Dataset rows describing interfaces
>>

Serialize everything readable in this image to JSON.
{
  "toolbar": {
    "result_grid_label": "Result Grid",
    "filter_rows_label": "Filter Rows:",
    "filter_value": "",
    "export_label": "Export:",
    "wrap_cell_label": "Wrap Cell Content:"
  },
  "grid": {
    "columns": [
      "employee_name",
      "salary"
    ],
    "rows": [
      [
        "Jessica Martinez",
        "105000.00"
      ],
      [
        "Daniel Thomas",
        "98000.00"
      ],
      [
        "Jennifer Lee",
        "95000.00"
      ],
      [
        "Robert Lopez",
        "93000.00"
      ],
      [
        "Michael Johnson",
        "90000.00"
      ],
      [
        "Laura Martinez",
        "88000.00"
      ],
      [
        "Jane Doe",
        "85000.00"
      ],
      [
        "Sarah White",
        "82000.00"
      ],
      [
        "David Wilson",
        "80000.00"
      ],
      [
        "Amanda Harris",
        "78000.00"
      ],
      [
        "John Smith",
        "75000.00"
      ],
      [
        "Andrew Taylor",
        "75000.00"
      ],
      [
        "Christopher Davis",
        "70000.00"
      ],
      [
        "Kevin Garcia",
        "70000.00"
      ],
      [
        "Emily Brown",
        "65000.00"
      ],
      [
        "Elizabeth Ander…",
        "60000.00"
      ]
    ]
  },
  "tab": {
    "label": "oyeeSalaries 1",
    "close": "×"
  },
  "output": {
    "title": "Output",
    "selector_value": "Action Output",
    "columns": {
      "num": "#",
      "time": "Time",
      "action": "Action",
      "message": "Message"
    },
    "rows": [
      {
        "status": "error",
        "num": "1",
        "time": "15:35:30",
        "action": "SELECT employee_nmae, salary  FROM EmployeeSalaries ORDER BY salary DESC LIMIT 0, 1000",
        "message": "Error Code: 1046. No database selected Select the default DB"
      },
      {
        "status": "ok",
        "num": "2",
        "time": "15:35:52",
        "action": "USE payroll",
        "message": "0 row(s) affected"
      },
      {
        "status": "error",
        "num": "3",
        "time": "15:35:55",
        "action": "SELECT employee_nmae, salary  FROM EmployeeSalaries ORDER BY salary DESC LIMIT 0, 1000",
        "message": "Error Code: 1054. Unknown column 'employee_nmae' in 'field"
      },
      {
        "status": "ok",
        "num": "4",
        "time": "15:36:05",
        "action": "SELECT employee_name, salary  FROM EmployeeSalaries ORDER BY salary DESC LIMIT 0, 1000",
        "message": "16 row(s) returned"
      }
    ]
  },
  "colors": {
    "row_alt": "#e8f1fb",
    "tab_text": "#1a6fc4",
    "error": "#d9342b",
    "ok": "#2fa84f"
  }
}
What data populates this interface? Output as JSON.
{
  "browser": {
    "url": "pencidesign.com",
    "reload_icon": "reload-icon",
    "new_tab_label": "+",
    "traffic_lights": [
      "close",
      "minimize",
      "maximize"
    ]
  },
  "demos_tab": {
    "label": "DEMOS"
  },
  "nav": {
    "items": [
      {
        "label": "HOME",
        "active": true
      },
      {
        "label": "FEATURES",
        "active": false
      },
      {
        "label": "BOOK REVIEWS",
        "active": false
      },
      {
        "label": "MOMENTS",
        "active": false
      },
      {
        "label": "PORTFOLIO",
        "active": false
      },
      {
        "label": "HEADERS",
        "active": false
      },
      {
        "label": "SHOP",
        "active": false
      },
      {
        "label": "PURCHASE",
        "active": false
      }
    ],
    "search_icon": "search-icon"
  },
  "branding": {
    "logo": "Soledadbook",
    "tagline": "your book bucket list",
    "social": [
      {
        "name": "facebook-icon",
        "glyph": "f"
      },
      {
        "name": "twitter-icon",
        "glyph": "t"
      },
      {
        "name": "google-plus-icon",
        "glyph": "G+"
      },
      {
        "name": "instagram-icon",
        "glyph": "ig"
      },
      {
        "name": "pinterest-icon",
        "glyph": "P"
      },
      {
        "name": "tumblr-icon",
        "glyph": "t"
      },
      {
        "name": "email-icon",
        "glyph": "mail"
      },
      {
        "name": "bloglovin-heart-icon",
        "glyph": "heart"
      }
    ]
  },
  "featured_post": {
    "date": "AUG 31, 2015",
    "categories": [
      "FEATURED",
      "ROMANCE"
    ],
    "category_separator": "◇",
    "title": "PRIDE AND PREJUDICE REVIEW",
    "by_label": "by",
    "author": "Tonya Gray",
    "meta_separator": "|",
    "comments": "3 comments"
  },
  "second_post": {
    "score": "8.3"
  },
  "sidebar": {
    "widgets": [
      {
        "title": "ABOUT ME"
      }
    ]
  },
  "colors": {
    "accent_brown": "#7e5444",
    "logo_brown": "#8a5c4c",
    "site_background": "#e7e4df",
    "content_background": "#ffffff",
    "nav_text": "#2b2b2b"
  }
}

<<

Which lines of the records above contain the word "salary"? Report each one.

      "salary"
        "action": "SELECT employee_nmae, salary  FROM EmployeeSalaries ORDER BY salary DESC LIMIT 0, 1000",
        "action": "SELECT employee_nmae, salary  FROM EmployeeSalaries ORDER BY salary DESC LIMIT 0, 1000",
        "action": "SELECT employee_name, salary  FROM EmployeeSalaries ORDER BY salary DESC LIMIT 0, 1000",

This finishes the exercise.